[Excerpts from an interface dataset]
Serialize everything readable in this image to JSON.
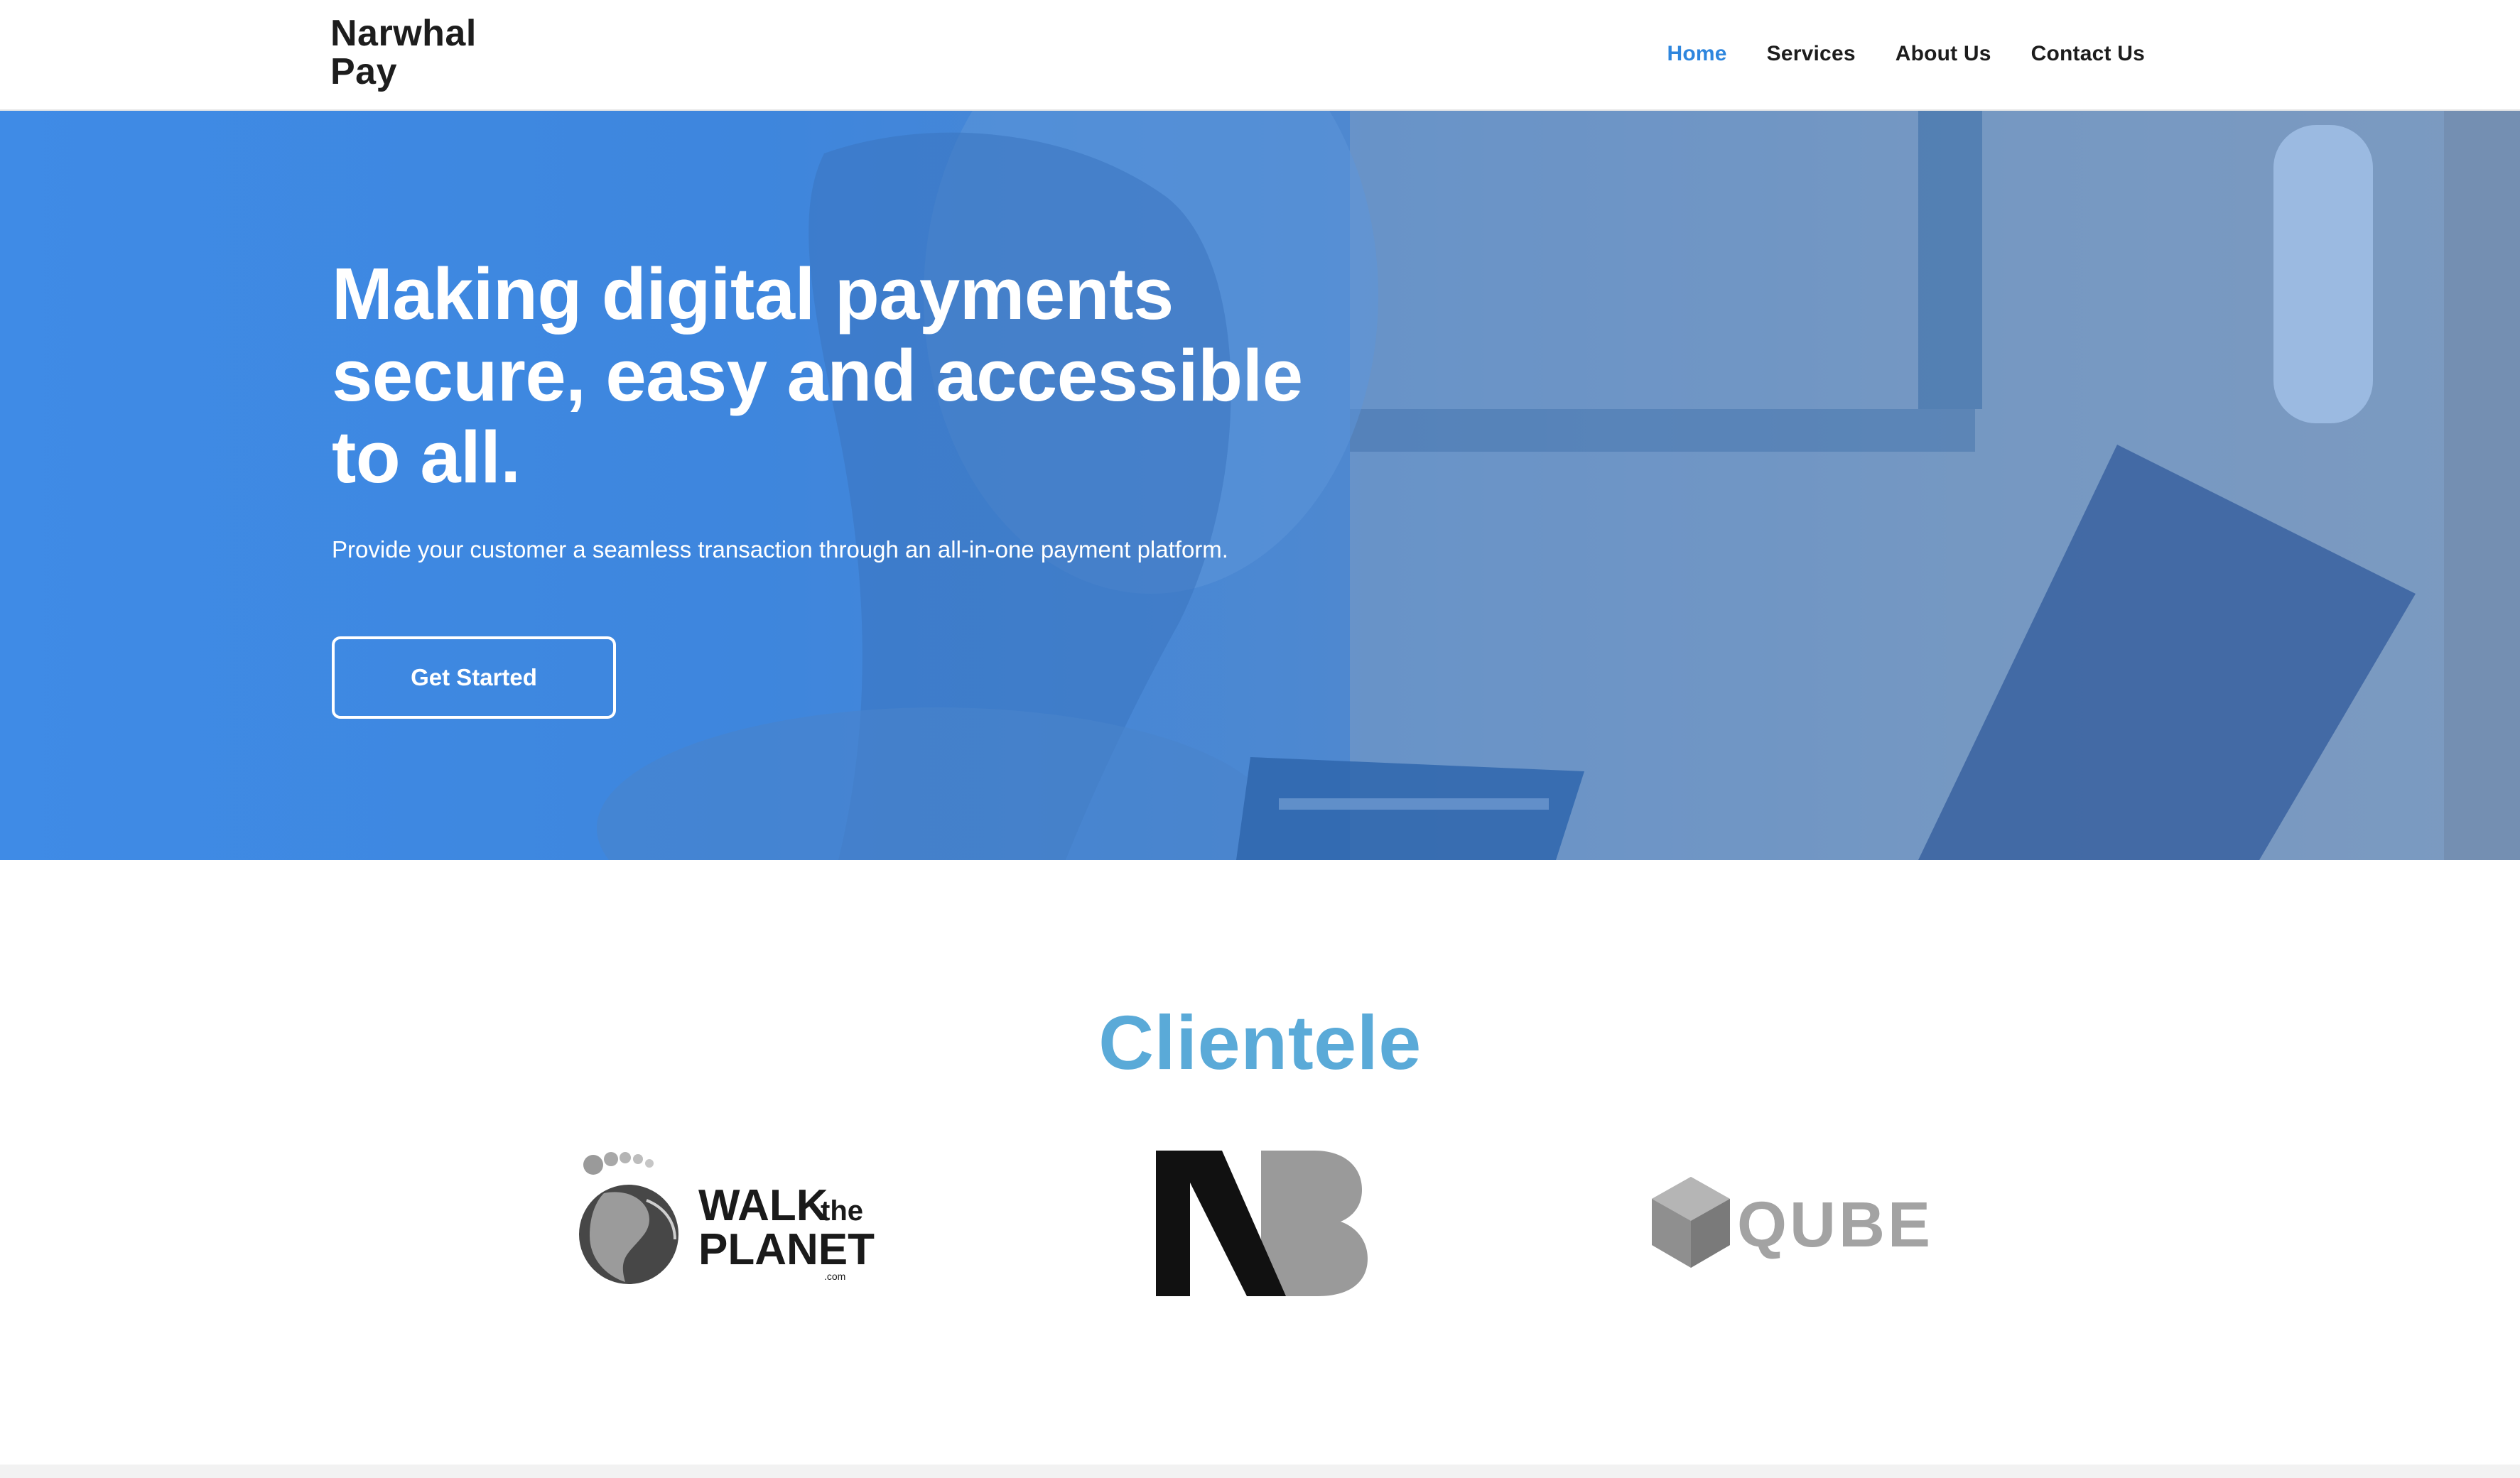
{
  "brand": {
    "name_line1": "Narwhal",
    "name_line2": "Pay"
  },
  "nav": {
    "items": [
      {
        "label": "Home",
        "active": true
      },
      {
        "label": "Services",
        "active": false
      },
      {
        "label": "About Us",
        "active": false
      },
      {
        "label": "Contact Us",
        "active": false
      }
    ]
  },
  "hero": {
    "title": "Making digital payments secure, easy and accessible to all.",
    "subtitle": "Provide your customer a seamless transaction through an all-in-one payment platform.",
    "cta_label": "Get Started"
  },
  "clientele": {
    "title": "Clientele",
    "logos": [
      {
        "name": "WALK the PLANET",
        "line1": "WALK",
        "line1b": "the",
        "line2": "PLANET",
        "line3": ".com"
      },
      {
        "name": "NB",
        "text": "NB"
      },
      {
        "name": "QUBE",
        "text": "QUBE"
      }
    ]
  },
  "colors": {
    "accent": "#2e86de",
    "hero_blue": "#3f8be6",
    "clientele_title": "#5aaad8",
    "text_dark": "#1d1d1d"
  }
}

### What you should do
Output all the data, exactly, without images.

### Answer area
Serialize everything readable in this image to JSON.
{
  "brand": {
    "name_line1": "Narwhal",
    "name_line2": "Pay"
  },
  "nav": {
    "items": [
      {
        "label": "Home",
        "active": true
      },
      {
        "label": "Services",
        "active": false
      },
      {
        "label": "About Us",
        "active": false
      },
      {
        "label": "Contact Us",
        "active": false
      }
    ]
  },
  "hero": {
    "title": "Making digital payments secure, easy and accessible to all.",
    "subtitle": "Provide your customer a seamless transaction through an all-in-one payment platform.",
    "cta_label": "Get Started"
  },
  "clientele": {
    "title": "Clientele",
    "logos": [
      {
        "name": "WALK the PLANET",
        "line1": "WALK",
        "line1b": "the",
        "line2": "PLANET",
        "line3": ".com"
      },
      {
        "name": "NB",
        "text": "NB"
      },
      {
        "name": "QUBE",
        "text": "QUBE"
      }
    ]
  },
  "colors": {
    "accent": "#2e86de",
    "hero_blue": "#3f8be6",
    "clientele_title": "#5aaad8",
    "text_dark": "#1d1d1d"
  }
}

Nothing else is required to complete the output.